Home / Design + Inspire / Paint + Pattern + Pinned! / Paint+Pattern+Pinterest: Discover the Fabulous Nature Inspired Japanese Embroidery

Paint+Pattern+Pinterest: Discover the Fabulous Nature Inspired Japanese Embroidery


Have you ever tried your hands at embroidery? Whether you have had hands on experience with it or not, you might have noticed how much patience, diligence and focus it requires. Embroidery almost seems like meditation! For our Orient inspired Pinterest Friday, we decided to scout images of some of the most beautiful pieces made using the Japanese embroidery technique.




Japanese embroidery technique (also known as nihon shishu in Japanese) goes back more than 1600 years. Originally, it is believed to have been only used for decorating items used during various religious ceremonies. Over time, its used evolved and Japanese embroidery started serving a more artistic purpose. According to historians, from the early Heian Period, Japanese embroidery was primarily used for decorating costumes of the Ladies of the Court. During these early stages shishu was only available to a select group of the highest ranks of society  as only they could afford such costly work. However, after a thousand years, with efforts from various influential masters, this cultural heritage is now available to a much wider audience.


Japanese-Emrboidery-Floral Pouches

Japanese-Emrboidery-Yellow-FlowersImage: Me Me Craftwork on Etsy

There are over 40 different techniques to create the appropriate stitches that match the intricacies of Japanese embroidery. A desirable pattern is first imprinted on a silk fabric, following which, colorful silk and metallic threads are then used to stitch within the boundaries of these patterns. Elaborate training is often required to learn correct Japanese embroidery techniques, as there are several unique tools and materials used. Japanese embroidery motifs and patterns are also very distinct, commonly depicting natural themes, including cherry blossoms, turtles, chrysanthemums, ferns, and other imagery that has special significance and spiritual meaning in traditional Japanese culture.

Japanese-Emrboidery-SashikoLeft: Old Japanese Quilts from unknown source | Right: Heel Guards from Munahome

Sashiko embroidery is a very old form of hand sewing using simple running stitches. The Japanese word Sashiko means “little stabs”. Sashiko was born from the necessity of conserving and repairing garments at a time when cloth was not widely available to farmers and fishermen. Sashiko has been considered as functional embroidery or a form of decorative reinforcement stitching to repair points of wear or tears with patches.

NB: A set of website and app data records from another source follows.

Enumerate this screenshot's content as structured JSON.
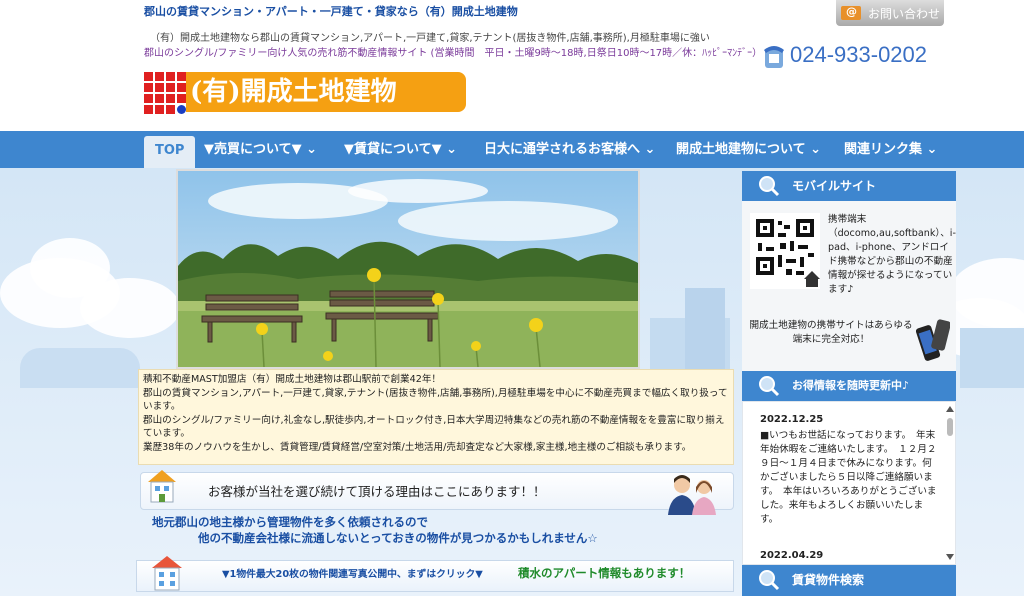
{
  "site_tagline": "郡山の賃貸マンション・アパート・一戸建て・貸家なら（有）開成土地建物",
  "contact_label": "お問い合わせ",
  "header": {
    "desc_line1": "（有）開成土地建物なら郡山の賃貸マンション,アパート,一戸建て,貸家,テナント(居抜き物件,店舗,事務所),月極駐車場に強い",
    "desc_line2": "郡山のシングル/ファミリー向け人気の売れ筋不動産情報サイト (営業時間　平日・土曜9時～18時,日祭日10時～17時／休：ﾊｯﾋﾟｰﾏﾝﾃﾞｰ）",
    "phone": "024-933-0202",
    "logo_text": "(有)開成土地建物"
  },
  "nav": [
    {
      "label": "TOP"
    },
    {
      "label": "▼売買について▼"
    },
    {
      "label": "▼賃貸について▼"
    },
    {
      "label": "日大に通学されるお客様へ"
    },
    {
      "label": "開成土地建物について"
    },
    {
      "label": "関連リンク集"
    }
  ],
  "intro": {
    "line1": "積和不動産MAST加盟店（有）開成土地建物は郡山駅前で創業42年！",
    "line2": "郡山の賃貸マンション,アパート,一戸建て,貸家,テナント(居抜き物件,店舗,事務所),月極駐車場を中心に不動産売買まで幅広く取り扱っています。",
    "line3": "郡山のシングル/ファミリー向け,礼金なし,駅徒歩内,オートロック付き,日本大学周辺特集などの売れ筋の不動産情報をを豊富に取り揃えています。",
    "line4": "業歴38年のノウハウを生かし、賃貸管理/賃貸経営/空室対策/土地活用/売却査定など大家様,家主様,地主様のご相談も承ります。"
  },
  "reason": "お客様が当社を選び続けて頂ける理由はここにあります！！",
  "owner_line1": "地元郡山の地主様から管理物件を多く依頼されるので",
  "owner_line2": "他の不動産会社様に流通しないとっておきの物件が見つかるかもしれません☆",
  "photo_link": "▼1物件最大20枚の物件関連写真公開中、まずはクリック▼",
  "sekisui": "積水のアパート情報もあります！",
  "sidebar": {
    "mobile_title": "モバイルサイト",
    "mobile_desc": "携帯端末（docomo,au,softbank）、i-pad、i-phone、アンドロイド携帯などから郡山の不動産情報が探せるようになっています♪",
    "mobile_desc2": "開成土地建物の携帯サイトはあらゆる端末に完全対応！",
    "news_title": "お得情報を随時更新中♪",
    "news_date1": "2022.12.25",
    "news_body": "■いつもお世話になっております。　年末年始休暇をご連絡いたします。　１２月２９日～１月４日まで休みになります。何かございましたら５日以降ご連絡願います。　本年はいろいろありがとうございました。来年もよろしくお願いいたします。",
    "news_date2": "2022.04.29",
    "search_title": "賃貸物件検索"
  }
}
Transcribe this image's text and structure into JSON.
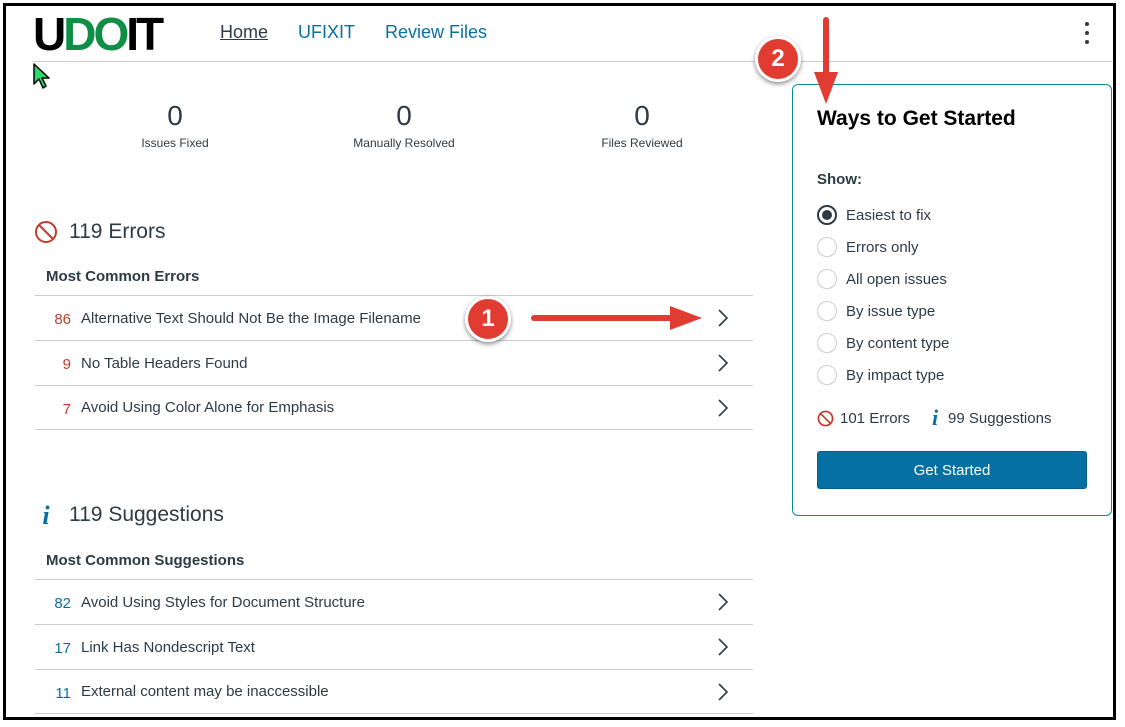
{
  "logo": {
    "u": "U",
    "do": "DO",
    "it": "IT"
  },
  "nav": {
    "home": "Home",
    "ufixit": "UFIXIT",
    "review_files": "Review Files"
  },
  "stats": [
    {
      "value": "0",
      "label": "Issues Fixed"
    },
    {
      "value": "0",
      "label": "Manually Resolved"
    },
    {
      "value": "0",
      "label": "Files Reviewed"
    }
  ],
  "errors": {
    "title": "119 Errors",
    "subhead": "Most Common Errors",
    "items": [
      {
        "count": "86",
        "label": "Alternative Text Should Not Be the Image Filename"
      },
      {
        "count": "9",
        "label": "No Table Headers Found"
      },
      {
        "count": "7",
        "label": "Avoid Using Color Alone for Emphasis"
      }
    ]
  },
  "suggestions": {
    "title": "119 Suggestions",
    "subhead": "Most Common Suggestions",
    "items": [
      {
        "count": "82",
        "label": "Avoid Using Styles for Document Structure"
      },
      {
        "count": "17",
        "label": "Link Has Nondescript Text"
      },
      {
        "count": "11",
        "label": "External content may be inaccessible"
      }
    ]
  },
  "panel": {
    "title": "Ways to Get Started",
    "show_label": "Show:",
    "options": [
      {
        "label": "Easiest to fix",
        "selected": true
      },
      {
        "label": "Errors only",
        "selected": false
      },
      {
        "label": "All open issues",
        "selected": false
      },
      {
        "label": "By issue type",
        "selected": false
      },
      {
        "label": "By content type",
        "selected": false
      },
      {
        "label": "By impact type",
        "selected": false
      }
    ],
    "errors_summary": "101 Errors",
    "suggestions_summary": "99 Suggestions",
    "button": "Get Started"
  },
  "annotations": {
    "badge1": "1",
    "badge2": "2"
  },
  "colors": {
    "error": "#c23c2d",
    "info": "#0770a3",
    "brand_green": "#0f8f45",
    "annotation_red": "#e03c31"
  }
}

Today, this running stitch technique is often used for purely decorative purposes in quilting and embroidery.

Whether you embroider or not, we hope you have enjoyed learning a little more about the Japanese embroidery with us today.  Have a wonderful weekend ahead and Happy Pinning!


  1. This is amazing – I love all the images and info. I’m not sure I have the embroidery technique gene within me but I definitely have the buying gene! Gorgeous post.

  2. Very nice. I so appreciate Japanese design, the meticulous and precise parts of it. Maybe because I struggle to be more meticulous so it’s an opposites attract kind of thing!

  3. Hi Regina, I love the Japanese designs and I really would like to take lessons. Only thing is the place I would need to go would be Georgia, I live in Colorado. Any suggestions? I have the patience of a Saint, it’s called one daughter and three boys who have all grown up nicely and I’m now looking for something challenging to do. Thank you so much for sharing.

  4. I adore embroidery,always have. your pics are beautiful.
    I Cannot attend classes as I live in Ireland.

  5. 토토경기분석(※→% Mir101.COM 카톡ComE99 %←※) 야구토토배당률 토토도사 메이저놀이터-http://www.mir101.com/ 메이저놀이터-http://nave88.com/ 메이저놀이터-http://www.mir101.com/ 메이저놀이터-http://nave88.com/

  6. Hi my family member! I wish to say that this post is amazing, great written and include approximately allsignificant infos. I would like to see more posts like this .

  7. It is truly a nice and helpful piece of info.I am happy that you simply shared this helpful info with us.Please keep us informed like this. Thanks for sharing.

  8. Great write-up, I¡¦m regular visitor of one¡¦s website, maintain up the excellent operate, and It is going to be a regular visitor for a long time.

  9. Wonderful post however I was wondering if you could write a litte more on this subject?I’d be very grateful if you could elaborate a little bit further.Cheers!

  10. I don’t usually comment but I gotta admit thank you for the post on this special one :D.

  11. Hi there i am kavin, its my first occasion to commenting anywhere, when iread this paragraph i thought i could also make comment due to this goodpiece of writing.

Scroll To Top